◆ About this exercise
Filter the entries that follow, copying every line in which the word "your" appears.

◆ Data excerpts
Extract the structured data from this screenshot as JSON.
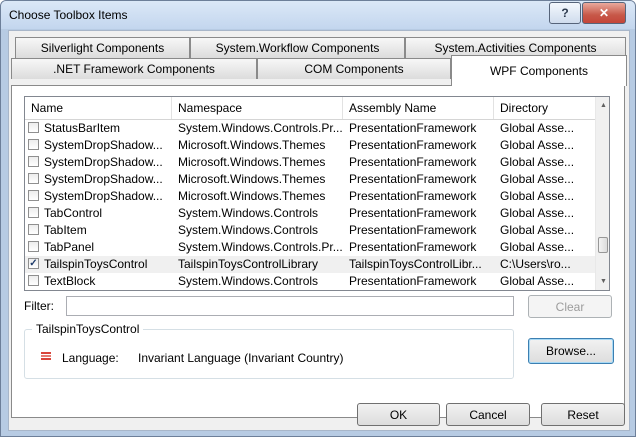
{
  "window": {
    "title": "Choose Toolbox Items",
    "help_label": "?",
    "close_label": "✕"
  },
  "tabs_row1": [
    {
      "label": "Silverlight Components"
    },
    {
      "label": "System.Workflow Components"
    },
    {
      "label": "System.Activities Components"
    }
  ],
  "tabs_row2": [
    {
      "label": ".NET Framework Components"
    },
    {
      "label": "COM Components"
    },
    {
      "label": "WPF Components",
      "active": true
    }
  ],
  "list": {
    "columns": [
      "Name",
      "Namespace",
      "Assembly Name",
      "Directory"
    ],
    "rows": [
      {
        "checked": false,
        "name": "StatusBarItem",
        "namespace": "System.Windows.Controls.Pr...",
        "assembly": "PresentationFramework",
        "directory": "Global Asse..."
      },
      {
        "checked": false,
        "name": "SystemDropShadow...",
        "namespace": "Microsoft.Windows.Themes",
        "assembly": "PresentationFramework",
        "directory": "Global Asse..."
      },
      {
        "checked": false,
        "name": "SystemDropShadow...",
        "namespace": "Microsoft.Windows.Themes",
        "assembly": "PresentationFramework",
        "directory": "Global Asse..."
      },
      {
        "checked": false,
        "name": "SystemDropShadow...",
        "namespace": "Microsoft.Windows.Themes",
        "assembly": "PresentationFramework",
        "directory": "Global Asse..."
      },
      {
        "checked": false,
        "name": "SystemDropShadow...",
        "namespace": "Microsoft.Windows.Themes",
        "assembly": "PresentationFramework",
        "directory": "Global Asse..."
      },
      {
        "checked": false,
        "name": "TabControl",
        "namespace": "System.Windows.Controls",
        "assembly": "PresentationFramework",
        "directory": "Global Asse..."
      },
      {
        "checked": false,
        "name": "TabItem",
        "namespace": "System.Windows.Controls",
        "assembly": "PresentationFramework",
        "directory": "Global Asse..."
      },
      {
        "checked": false,
        "name": "TabPanel",
        "namespace": "System.Windows.Controls.Pr...",
        "assembly": "PresentationFramework",
        "directory": "Global Asse..."
      },
      {
        "checked": true,
        "selected": true,
        "name": "TailspinToysControl",
        "namespace": "TailspinToysControlLibrary",
        "assembly": "TailspinToysControlLibr...",
        "directory": "C:\\Users\\ro..."
      },
      {
        "checked": false,
        "name": "TextBlock",
        "namespace": "System.Windows.Controls",
        "assembly": "PresentationFramework",
        "directory": "Global Asse..."
      }
    ],
    "scroll_up_icon": "▲",
    "scroll_down_icon": "▼"
  },
  "filter": {
    "label": "Filter:",
    "value": "",
    "clear_label": "Clear"
  },
  "details": {
    "group_title": "TailspinToysControl",
    "language_label": "Language:",
    "language_value": "Invariant Language (Invariant Country)",
    "browse_label": "Browse..."
  },
  "footer": {
    "ok_label": "OK",
    "cancel_label": "Cancel",
    "reset_label": "Reset"
  },
  "check_mark": "✓"
}
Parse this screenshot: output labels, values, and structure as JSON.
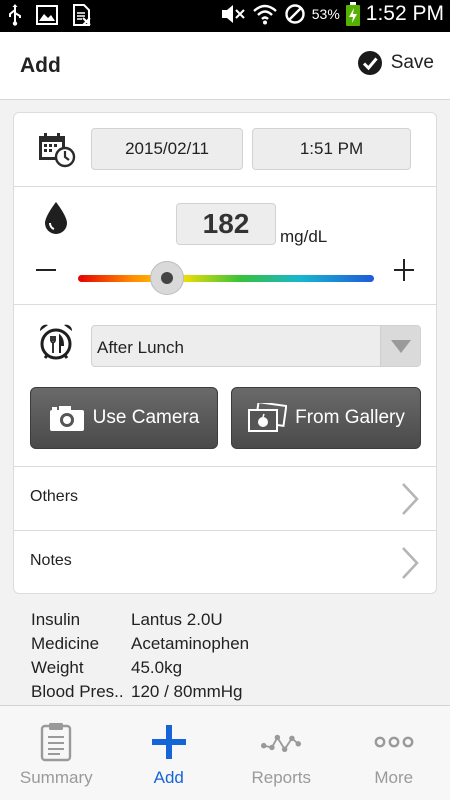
{
  "status_bar": {
    "battery": "53%",
    "time": "1:52 PM"
  },
  "header": {
    "title": "Add",
    "save_label": "Save"
  },
  "entry": {
    "date": "2015/02/11",
    "time": "1:51 PM",
    "glucose_value": "182",
    "glucose_unit": "mg/dL",
    "slider_level": 0.3,
    "meal_selected": "After Lunch",
    "camera_label": "Use Camera",
    "gallery_label": "From Gallery",
    "others_label": "Others",
    "notes_label": "Notes"
  },
  "details": [
    {
      "key": "Insulin",
      "value": "Lantus 2.0U"
    },
    {
      "key": "Medicine",
      "value": "Acetaminophen"
    },
    {
      "key": "Weight",
      "value": "45.0kg"
    },
    {
      "key": "Blood Pres..",
      "value": "120 / 80mmHg"
    }
  ],
  "nav": [
    {
      "label": "Summary",
      "icon": "clipboard-icon",
      "active": false
    },
    {
      "label": "Add",
      "icon": "plus-icon",
      "active": true
    },
    {
      "label": "Reports",
      "icon": "chart-icon",
      "active": false
    },
    {
      "label": "More",
      "icon": "more-dots-icon",
      "active": false
    }
  ],
  "colors": {
    "accent": "#1565d8",
    "button_dark": "#555555",
    "inactive_nav": "#9a9a9a"
  }
}
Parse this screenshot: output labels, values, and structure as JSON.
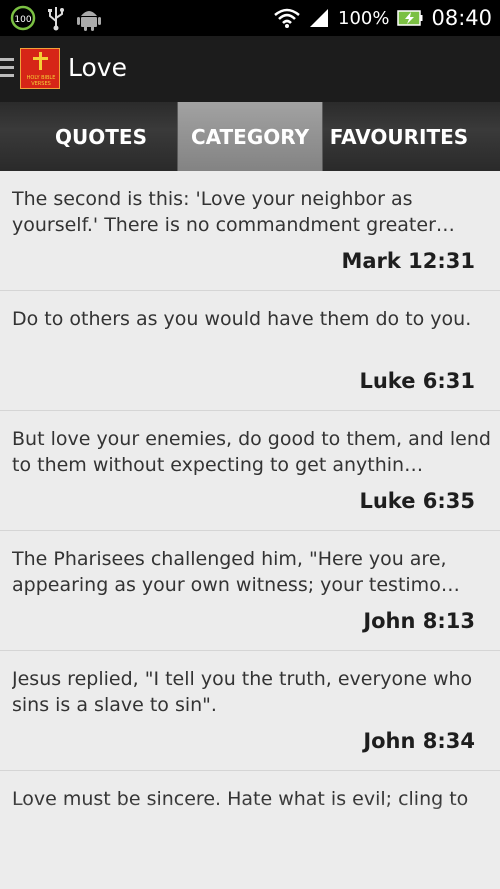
{
  "status_bar": {
    "battery_badge": "100",
    "battery_percent": "100%",
    "time": "08:40",
    "icons": [
      "battery-saver-icon",
      "usb-icon",
      "android-icon",
      "wifi-icon",
      "signal-icon",
      "charging-battery-icon"
    ]
  },
  "action_bar": {
    "title": "Love",
    "app_icon_text": "HOLY BIBLE VERSES",
    "menu_icon": "drawer-menu-icon"
  },
  "tabs": [
    {
      "label": "QUOTES",
      "selected": false
    },
    {
      "label": "CATEGORY",
      "selected": true
    },
    {
      "label": "FAVOURITES",
      "selected": false
    }
  ],
  "verses": [
    {
      "text": "The second is this: 'Love your neighbor as yourself.' There is no commandment greater…",
      "ref": "Mark 12:31"
    },
    {
      "text": "Do to others as you would have them do to you.",
      "ref": "Luke 6:31"
    },
    {
      "text": "But love your enemies, do good to them, and lend to them without expecting to get anythin…",
      "ref": "Luke 6:35"
    },
    {
      "text": "The Pharisees challenged him, \"Here you are, appearing as your own witness; your testimo…",
      "ref": "John 8:13"
    },
    {
      "text": "Jesus replied, \"I tell you the truth, everyone who sins is a slave to sin\".",
      "ref": "John 8:34"
    },
    {
      "text": "Love must be sincere. Hate what is evil; cling to",
      "ref": ""
    }
  ],
  "colors": {
    "status_bar": "#000000",
    "action_bar": "#1c1c1c",
    "tab_bar": "#2e2e2e",
    "tab_selected": "#939393",
    "list_bg": "#ececec",
    "app_icon_red": "#d62517",
    "app_icon_gold": "#f4d036"
  }
}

◆ Answer to this problem
      "text": "The second is this: 'Love your neighbor as yourself.' There is no commandment greater…",
      "text": "But love your enemies, do good to them, and lend to them without expecting to get anythin…",
      "text": "The Pharisees challenged him, \"Here you are, appearing as your own witness; your testimo…",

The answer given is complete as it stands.